**PROBLEM TO SOLVE**. Leave every picture out, and write out the remaining entries exactly.

**SOURCE DATA**.
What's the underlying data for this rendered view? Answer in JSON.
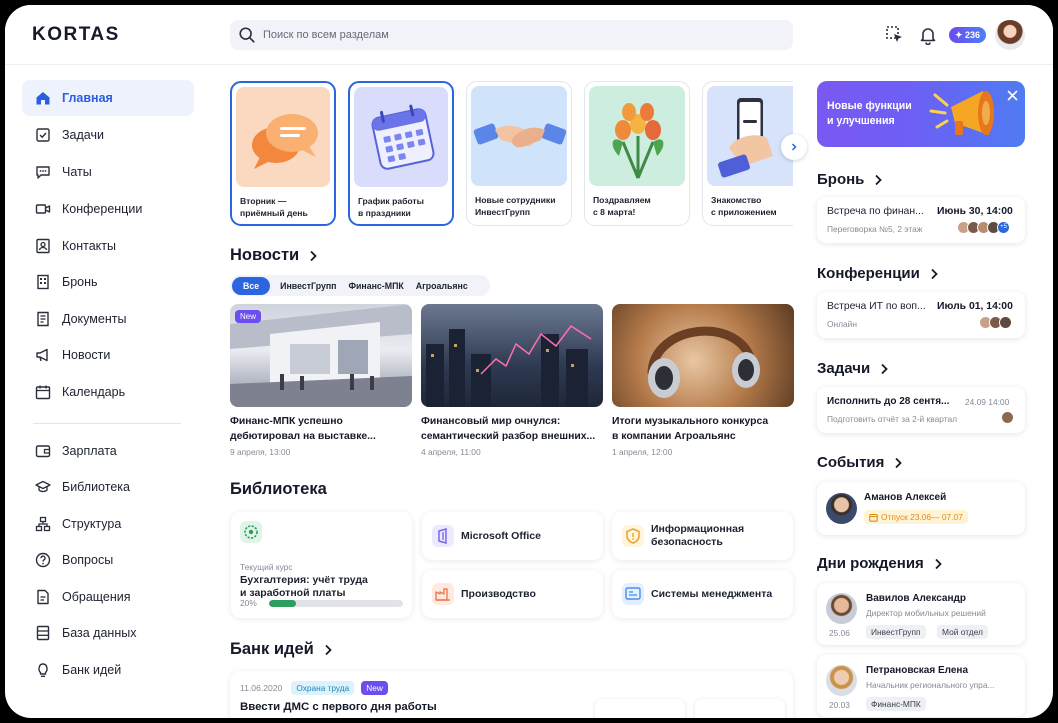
{
  "header": {
    "logo": "KORTAS",
    "search_placeholder": "Поиск по всем разделам",
    "coins": "✦ 236"
  },
  "sidebar": {
    "items": [
      {
        "label": "Главная",
        "icon": "home-icon",
        "active": true
      },
      {
        "label": "Задачи",
        "icon": "task-checkbox-icon"
      },
      {
        "label": "Чаты",
        "icon": "chat-icon"
      },
      {
        "label": "Конференции",
        "icon": "video-camera-icon"
      },
      {
        "label": "Контакты",
        "icon": "contact-card-icon"
      },
      {
        "label": "Бронь",
        "icon": "building-icon"
      },
      {
        "label": "Документы",
        "icon": "document-icon"
      },
      {
        "label": "Новости",
        "icon": "megaphone-icon"
      },
      {
        "label": "Календарь",
        "icon": "calendar-icon"
      },
      {
        "label": "Зарплата",
        "icon": "wallet-icon"
      },
      {
        "label": "Библиотека",
        "icon": "graduation-cap-icon"
      },
      {
        "label": "Структура",
        "icon": "org-structure-icon"
      },
      {
        "label": "Вопросы",
        "icon": "question-icon"
      },
      {
        "label": "Обращения",
        "icon": "request-doc-icon"
      },
      {
        "label": "База данных",
        "icon": "database-icon"
      },
      {
        "label": "Банк идей",
        "icon": "lightbulb-icon"
      }
    ]
  },
  "stories": [
    {
      "caption_1": "Вторник —",
      "caption_2": "приёмный день",
      "bg": "#fbd9c0"
    },
    {
      "caption_1": "График работы",
      "caption_2": "в праздники",
      "bg": "#d9dcfb"
    },
    {
      "caption_1": "Новые сотрудники",
      "caption_2": "ИнвестГрупп",
      "bg": "#cfe3fb"
    },
    {
      "caption_1": "Поздравляем",
      "caption_2": "с 8 марта!",
      "bg": "#cdeede"
    },
    {
      "caption_1": "Знакомство",
      "caption_2": "с приложением",
      "bg": "#d7e2fb"
    }
  ],
  "news": {
    "title": "Новости",
    "chips": [
      "Все",
      "ИнвестГрупп",
      "Финанс-МПК",
      "Агроальянс"
    ],
    "badge": "New",
    "items": [
      {
        "title_1": "Финанс-МПК успешно",
        "title_2": "дебютировал на выставке...",
        "date": "9 апреля, 13:00"
      },
      {
        "title_1": "Финансовый мир очнулся:",
        "title_2": "семантический разбор внешних...",
        "date": "4 апреля, 11:00"
      },
      {
        "title_1": "Итоги музыкального конкурса",
        "title_2": "в компании Агроальянс",
        "date": "1 апреля, 12:00"
      }
    ]
  },
  "library": {
    "title": "Библиотека",
    "course": {
      "label": "Текущий курс",
      "title_1": "Бухгалтерия: учёт труда",
      "title_2": "и заработной платы",
      "progress_label": "20%",
      "progress": 0.2
    },
    "items": [
      {
        "label": "Microsoft Office"
      },
      {
        "label_1": "Информационная",
        "label_2": "безопасность"
      },
      {
        "label": "Производство"
      },
      {
        "label": "Системы менеджмента"
      }
    ]
  },
  "ideas": {
    "title": "Банк идей",
    "date": "11.06.2020",
    "tag1": "Охрана труда",
    "tag2": "New",
    "idea_title": "Ввести ДМС с первого дня работы"
  },
  "right": {
    "promo": {
      "line1": "Новые функции",
      "line2": "и улучшения"
    },
    "booking": {
      "title": "Бронь",
      "name": "Встреча по финан...",
      "date": "Июнь 30, 14:00",
      "place": "Переговорка №5, 2 этаж",
      "more": "+5"
    },
    "conf": {
      "title": "Конференции",
      "name": "Встреча ИТ по воп...",
      "date": "Июль 01, 14:00",
      "mode": "Онлайн"
    },
    "tasks": {
      "title": "Задачи",
      "name": "Исполнить до 28 сентя...",
      "date": "24.09 14:00",
      "desc": "Подготовить отчёт за 2-й квартал"
    },
    "events": {
      "title": "События",
      "person": "Аманов Алексей",
      "status": "Отпуск 23.06— 07.07"
    },
    "birthdays": {
      "title": "Дни рождения",
      "people": [
        {
          "name": "Вавилов Александр",
          "role": "Директор мобильных решений",
          "date": "25.06",
          "tags": [
            "ИнвестГрупп",
            "Мой отдел"
          ]
        },
        {
          "name": "Петрановская Елена",
          "role": "Начальник регионального упра...",
          "date": "20.03",
          "tags": [
            "Финанс-МПК"
          ]
        }
      ]
    }
  }
}
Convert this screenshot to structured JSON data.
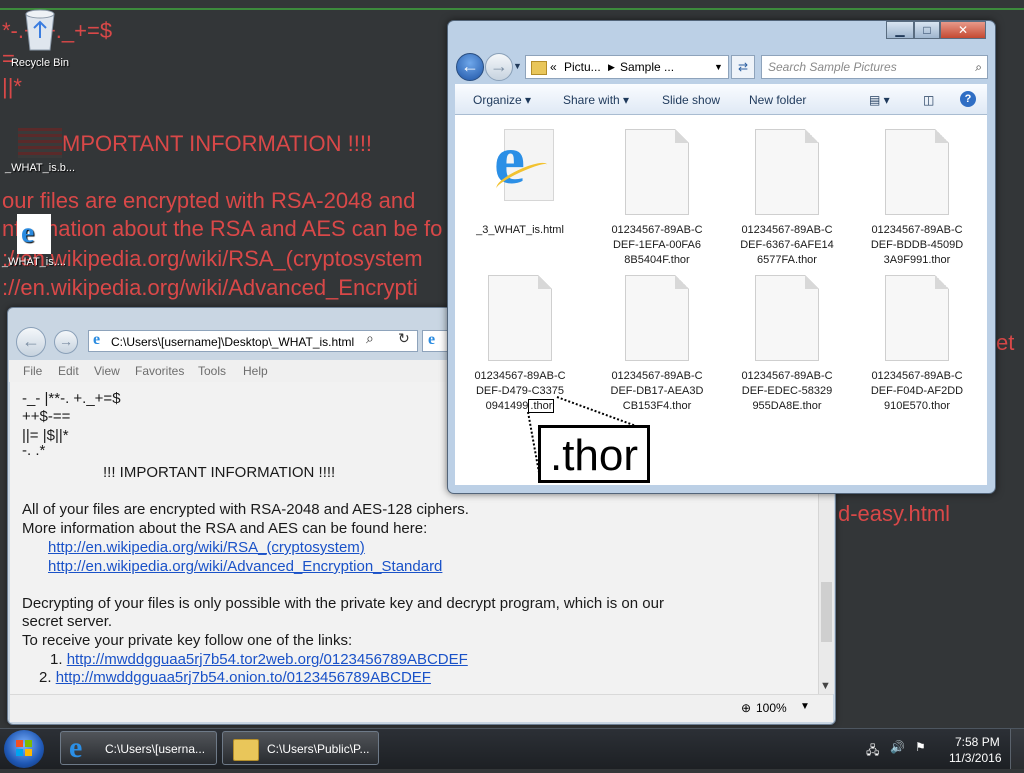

**ANSWER SPACE**.
What's the underlying data for this rendered view? Answer in JSON.
{
  "header": {
    "logo": "KORTAS",
    "search_placeholder": "Поиск по всем разделам",
    "coins": "✦ 236"
  },
  "sidebar": {
    "items": [
      {
        "label": "Главная",
        "icon": "home-icon",
        "active": true
      },
      {
        "label": "Задачи",
        "icon": "task-checkbox-icon"
      },
      {
        "label": "Чаты",
        "icon": "chat-icon"
      },
      {
        "label": "Конференции",
        "icon": "video-camera-icon"
      },
      {
        "label": "Контакты",
        "icon": "contact-card-icon"
      },
      {
        "label": "Бронь",
        "icon": "building-icon"
      },
      {
        "label": "Документы",
        "icon": "document-icon"
      },
      {
        "label": "Новости",
        "icon": "megaphone-icon"
      },
      {
        "label": "Календарь",
        "icon": "calendar-icon"
      },
      {
        "label": "Зарплата",
        "icon": "wallet-icon"
      },
      {
        "label": "Библиотека",
        "icon": "graduation-cap-icon"
      },
      {
        "label": "Структура",
        "icon": "org-structure-icon"
      },
      {
        "label": "Вопросы",
        "icon": "question-icon"
      },
      {
        "label": "Обращения",
        "icon": "request-doc-icon"
      },
      {
        "label": "База данных",
        "icon": "database-icon"
      },
      {
        "label": "Банк идей",
        "icon": "lightbulb-icon"
      }
    ]
  },
  "stories": [
    {
      "caption_1": "Вторник —",
      "caption_2": "приёмный день",
      "bg": "#fbd9c0"
    },
    {
      "caption_1": "График работы",
      "caption_2": "в праздники",
      "bg": "#d9dcfb"
    },
    {
      "caption_1": "Новые сотрудники",
      "caption_2": "ИнвестГрупп",
      "bg": "#cfe3fb"
    },
    {
      "caption_1": "Поздравляем",
      "caption_2": "с 8 марта!",
      "bg": "#cdeede"
    },
    {
      "caption_1": "Знакомство",
      "caption_2": "с приложением",
      "bg": "#d7e2fb"
    }
  ],
  "news": {
    "title": "Новости",
    "chips": [
      "Все",
      "ИнвестГрупп",
      "Финанс-МПК",
      "Агроальянс"
    ],
    "badge": "New",
    "items": [
      {
        "title_1": "Финанс-МПК успешно",
        "title_2": "дебютировал на выставке...",
        "date": "9 апреля, 13:00"
      },
      {
        "title_1": "Финансовый мир очнулся:",
        "title_2": "семантический разбор внешних...",
        "date": "4 апреля, 11:00"
      },
      {
        "title_1": "Итоги музыкального конкурса",
        "title_2": "в компании Агроальянс",
        "date": "1 апреля, 12:00"
      }
    ]
  },
  "library": {
    "title": "Библиотека",
    "course": {
      "label": "Текущий курс",
      "title_1": "Бухгалтерия: учёт труда",
      "title_2": "и заработной платы",
      "progress_label": "20%",
      "progress": 0.2
    },
    "items": [
      {
        "label": "Microsoft Office"
      },
      {
        "label_1": "Информационная",
        "label_2": "безопасность"
      },
      {
        "label": "Производство"
      },
      {
        "label": "Системы менеджмента"
      }
    ]
  },
  "ideas": {
    "title": "Банк идей",
    "date": "11.06.2020",
    "tag1": "Охрана труда",
    "tag2": "New",
    "idea_title": "Ввести ДМС с первого дня работы"
  },
  "right": {
    "promo": {
      "line1": "Новые функции",
      "line2": "и улучшения"
    },
    "booking": {
      "title": "Бронь",
      "name": "Встреча по финан...",
      "date": "Июнь 30, 14:00",
      "place": "Переговорка №5, 2 этаж",
      "more": "+5"
    },
    "conf": {
      "title": "Конференции",
      "name": "Встреча ИТ по воп...",
      "date": "Июль 01, 14:00",
      "mode": "Онлайн"
    },
    "tasks": {
      "title": "Задачи",
      "name": "Исполнить до 28 сентя...",
      "date": "24.09 14:00",
      "desc": "Подготовить отчёт за 2-й квартал"
    },
    "events": {
      "title": "События",
      "person": "Аманов Алексей",
      "status": "Отпуск 23.06— 07.07"
    },
    "birthdays": {
      "title": "Дни рождения",
      "people": [
        {
          "name": "Вавилов Александр",
          "role": "Директор мобильных решений",
          "date": "25.06",
          "tags": [
            "ИнвестГрупп",
            "Мой отдел"
          ]
        },
        {
          "name": "Петрановская Елена",
          "role": "Начальник регионального упра...",
          "date": "20.03",
          "tags": [
            "Финанс-МПК"
          ]
        }
      ]
    }
  }
}
Convert this screenshot to structured JSON data.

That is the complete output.